I'm don't think I've ever been more astounded at how an author can tell similar stories so differently. John Green, your Super Nerd status seems to be getting out of hand, but I think it is down to having Super Nerd friends, too. I am insanely jealous.
See, I just finished reading An Abundance of Katherines, Green's second published book. My friend gave me a loan of it on Sunday night while in a mutual friend's kitchen, over 80km from my house, which is a whole lot closer than the loaner's house. We stayed for the night, we left the next afternoon, and I started reading the book. It's Wednesday, now. I read the book between adverts on television last night. It was very hardcore stuff.
So, you've read the back catalogue of John Green; how does this compare to everything else by him?
(Dude, that was tame...) I won't lie; this was my least favourite of John Green's books. This may be attributed to how tired I am reading it. However, I will point out that "least favourite" does not mean that I did not love the book. In fact, I could barely put it down. I just found that I enjoyed the stories of Q and Pudge a whole lot more than Colin's story. It wasn't that I didn't like Colin, I just liked the ideas behind the other books better.
Yeah, this kind of comes down to the fact that I found I was too much like Colin, sometimes. Okay, I'm not a prodigy child and I haven't dated nineteen Katherines (it's in the blurb, it's no big spoiler), but the whole word thing got to me. Okay, so he's more or less terrible at coming up with words in the right order; rearranging words is more his speciality. I write, but I can't anagram too well. And I'm quite bad at remembering new words. That's just one of the things. I don't really want to get into the rest.
Very much so. But seeing similarities made it difficult, because I kept thinking of all these weird things in my life. Still, he was an interesting character. His anagramming and his learning and all the languages that are used in the book are all remarkable, and I'm certainly not capable of any of it.
So, what did you actually think of the book?
Brilliant. Simply brilliant. I loved the idea of a guy who only dates Katherines. And there was a road trip. I like road trips. John Green is great at them. There was also a wonderful scene that showed the power of dialogue, that I won't go into too much because you really have to read it. It's not exactly what was said that makes it a great scene, but how John Green writes it. You'll understand when you read the book (by the way, you have to read this book).
Will you keep on reading John Green's books?
Pope says yes. (Sorry, God College joke).* I have one more to read before his next book comes out at some stage in the future; it has a female protagonist, but that's all I know about it. Until then, I'm left to read Will Grayson, Will Grayson and that'll be it for John Green. Then I'll have a sad. But anyway, that's a bit of a way to go. I have college in five days, so I may not have time for personal reading. But yes, I will continue reading John Green's books; just not immediately.

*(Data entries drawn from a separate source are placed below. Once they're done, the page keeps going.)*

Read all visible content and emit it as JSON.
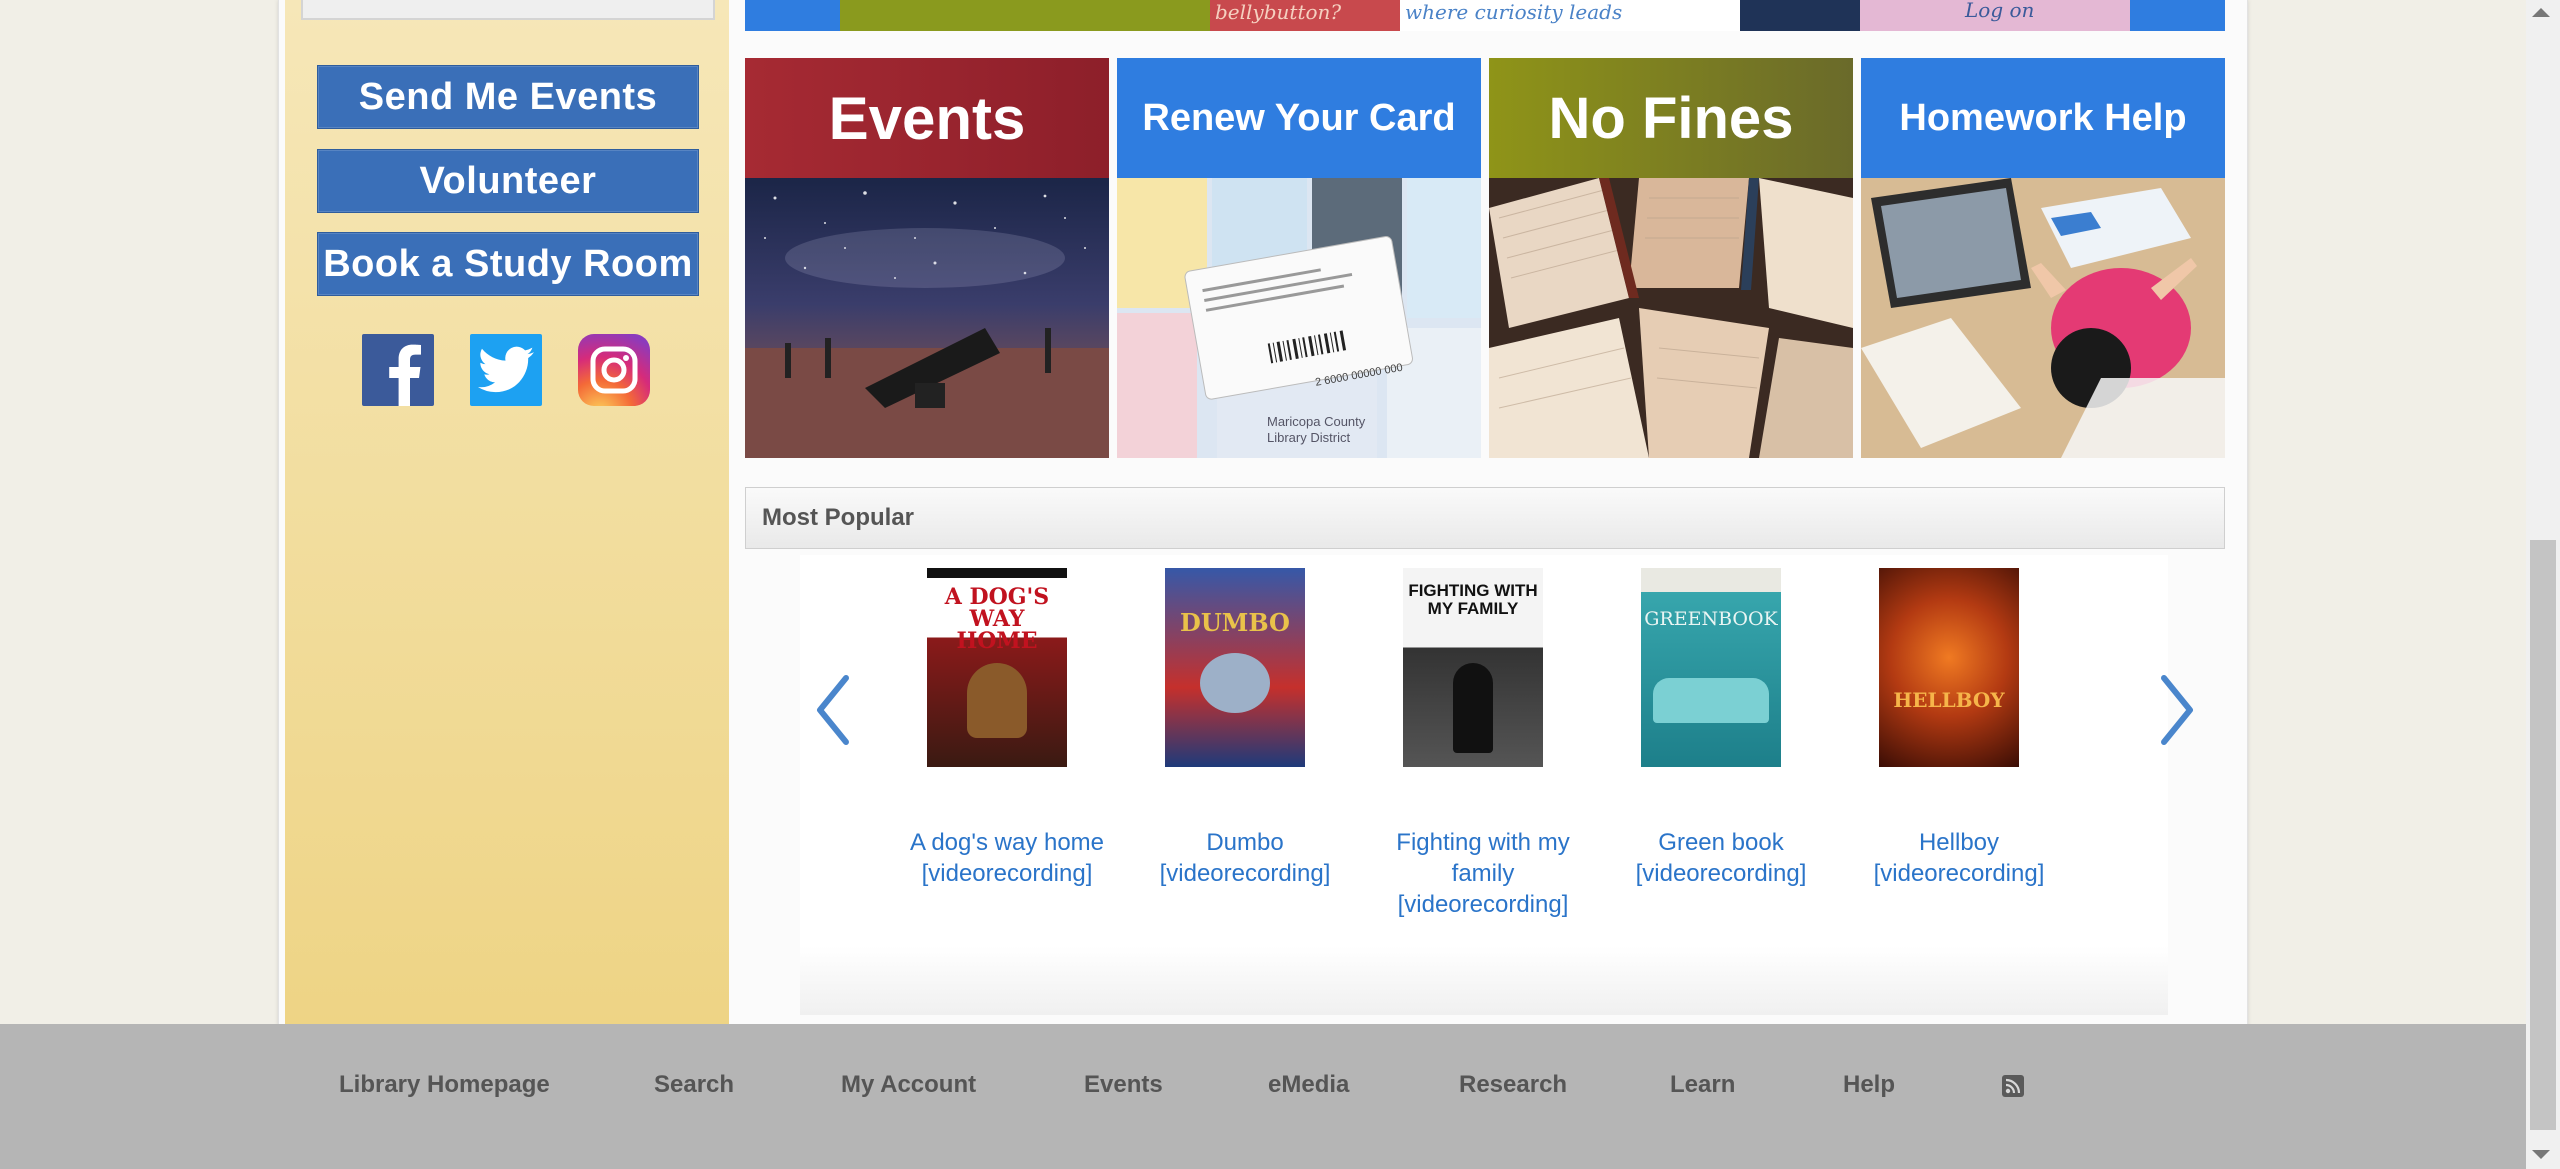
{
  "sidebar": {
    "buttons": [
      "Send Me Events",
      "Volunteer",
      "Book a Study Room"
    ],
    "social": [
      {
        "name": "facebook-icon",
        "color": "#3b5a9a"
      },
      {
        "name": "twitter-icon",
        "color": "#1da1f2"
      },
      {
        "name": "instagram-icon",
        "color": "#d62b7a"
      }
    ]
  },
  "banner": {
    "texts": [
      "bellybutton?",
      "where curiosity leads",
      "Log on"
    ]
  },
  "tiles": [
    {
      "label": "Events",
      "color": "#a0252e"
    },
    {
      "label": "Renew Your Card",
      "color": "#2f7de0"
    },
    {
      "label": "No Fines",
      "color": "#8c8f1c"
    },
    {
      "label": "Homework Help",
      "color": "#2f7de0"
    }
  ],
  "card_text": {
    "barcode_number": "2 6000 00000 000",
    "district_line1": "Maricopa County",
    "district_line2": "Library District"
  },
  "most_popular": {
    "title": "Most Popular",
    "items": [
      {
        "title_line1": "A dog's way home",
        "title_line2": "[videorecording]",
        "cover_text": "A DOG'S WAY HOME",
        "cover_color": "#b01c1c"
      },
      {
        "title_line1": "Dumbo",
        "title_line2": "[videorecording]",
        "cover_text": "DUMBO",
        "cover_color": "#1f3f8a"
      },
      {
        "title_line1": "Fighting with my",
        "title_line2": "family",
        "title_line3": "[videorecording]",
        "cover_text": "FIGHTING WITH MY FAMILY",
        "cover_color": "#e9e9e9"
      },
      {
        "title_line1": "Green book",
        "title_line2": "[videorecording]",
        "cover_text": "GREENBOOK",
        "cover_color": "#2aa0a7"
      },
      {
        "title_line1": "Hellboy",
        "title_line2": "[videorecording]",
        "cover_text": "HELLBOY",
        "cover_color": "#6b1a0c"
      }
    ]
  },
  "footer": {
    "links": [
      "Library Homepage",
      "Search",
      "My Account",
      "Events",
      "eMedia",
      "Research",
      "Learn",
      "Help"
    ]
  }
}
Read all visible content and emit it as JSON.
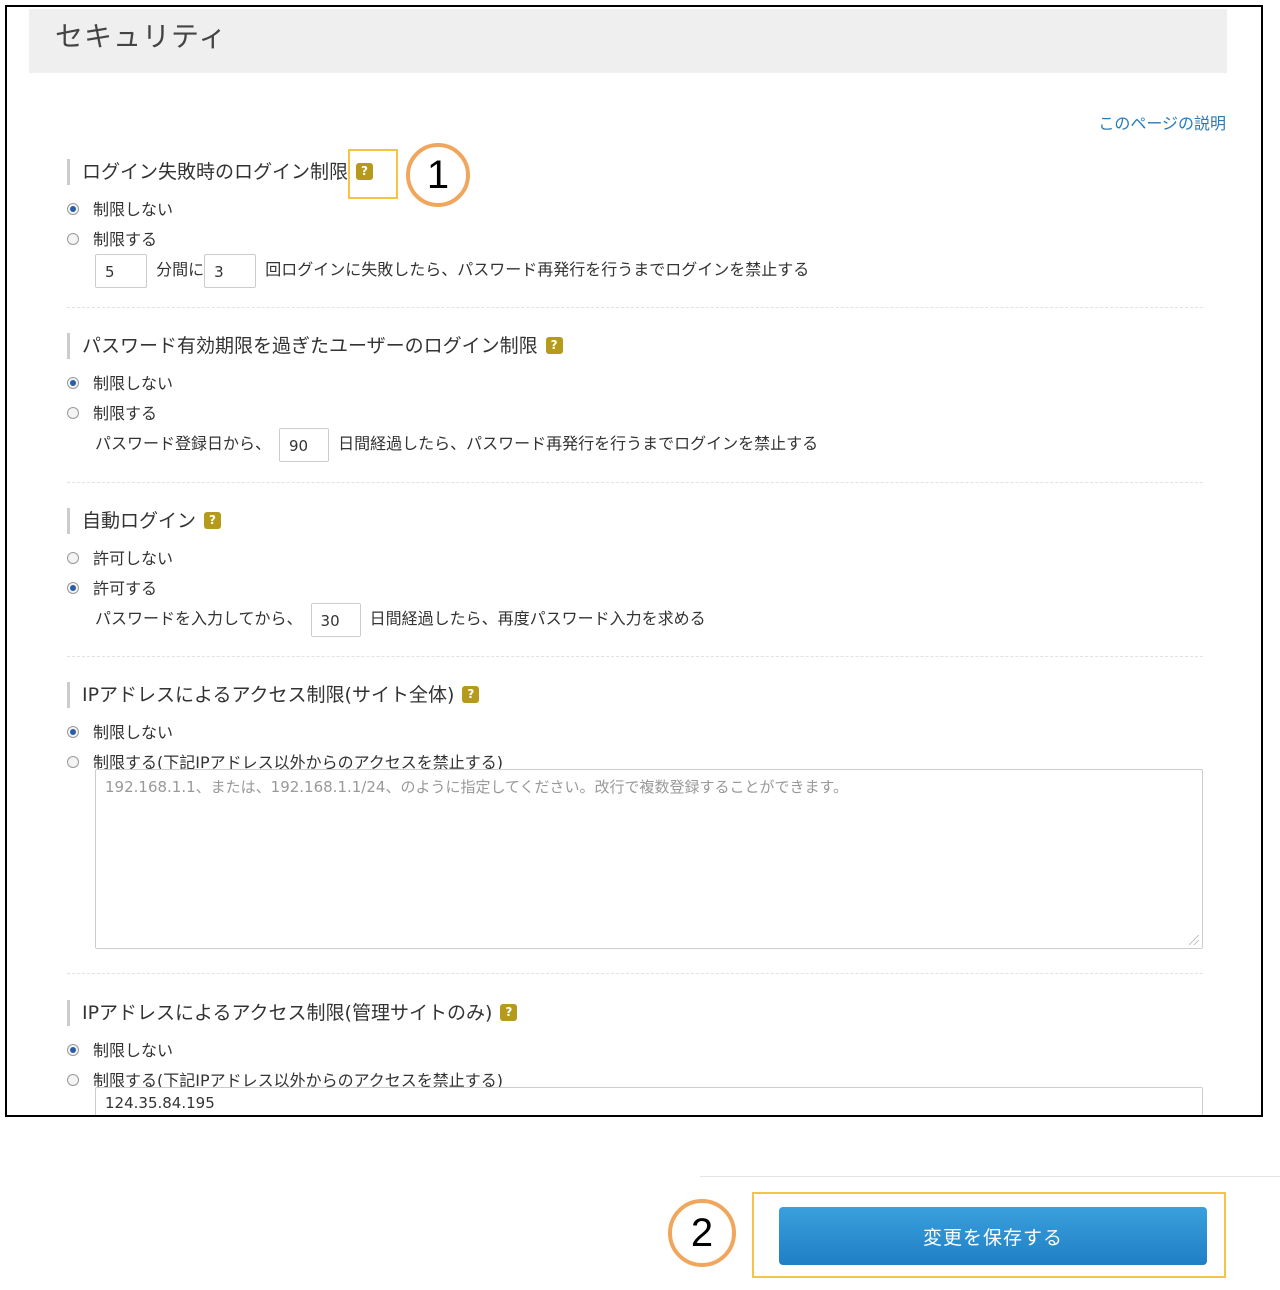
{
  "page": {
    "title": "セキュリティ",
    "help_link": "このページの説明"
  },
  "sections": [
    {
      "title": "ログイン失敗時のログイン制限",
      "options": [
        {
          "label": "制限しない",
          "selected": true
        },
        {
          "label": "制限する",
          "selected": false
        }
      ],
      "detail": {
        "minutes": "5",
        "text_minutes": "分間に",
        "count": "3",
        "text_after": "回ログインに失敗したら、パスワード再発行を行うまでログインを禁止する"
      }
    },
    {
      "title": "パスワード有効期限を過ぎたユーザーのログイン制限",
      "options": [
        {
          "label": "制限しない",
          "selected": true
        },
        {
          "label": "制限する",
          "selected": false
        }
      ],
      "detail": {
        "text_before": "パスワード登録日から、",
        "days": "90",
        "text_after": "日間経過したら、パスワード再発行を行うまでログインを禁止する"
      }
    },
    {
      "title": "自動ログイン",
      "options": [
        {
          "label": "許可しない",
          "selected": false
        },
        {
          "label": "許可する",
          "selected": true
        }
      ],
      "detail": {
        "text_before": "パスワードを入力してから、",
        "days": "30",
        "text_after": "日間経過したら、再度パスワード入力を求める"
      }
    },
    {
      "title": "IPアドレスによるアクセス制限(サイト全体)",
      "options": [
        {
          "label": "制限しない",
          "selected": true
        },
        {
          "label": "制限する(下記IPアドレス以外からのアクセスを禁止する)",
          "selected": false
        }
      ],
      "textarea": {
        "value": "",
        "placeholder": "192.168.1.1、または、192.168.1.1/24、のように指定してください。改行で複数登録することができます。"
      }
    },
    {
      "title": "IPアドレスによるアクセス制限(管理サイトのみ)",
      "options": [
        {
          "label": "制限しない",
          "selected": true
        },
        {
          "label": "制限する(下記IPアドレス以外からのアクセスを禁止する)",
          "selected": false
        }
      ],
      "textarea": {
        "value": "124.35.84.195",
        "placeholder": ""
      }
    }
  ],
  "help_icon_glyph": "?",
  "callouts": {
    "one": "1",
    "two": "2"
  },
  "footer": {
    "save_label": "変更を保存する"
  },
  "colors": {
    "accent": "#2a7ab8",
    "help_icon": "#b59a1c",
    "callout_box": "#f5c345",
    "callout_circle": "#f0a65c",
    "save_button": "#2589cf"
  }
}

*Incidentally, John Green also studied Religion and English at college! I jumped around excitedly when I found that out. It was a fun coincidence, not a matter of choice; I hadn't even been watching John Green's videos on YouTube for very long (if at all) when I chose what course I was going to do in college. Also, Pope says yes is a twist on a joke, Pope says no, which Ferris Bueller came up with.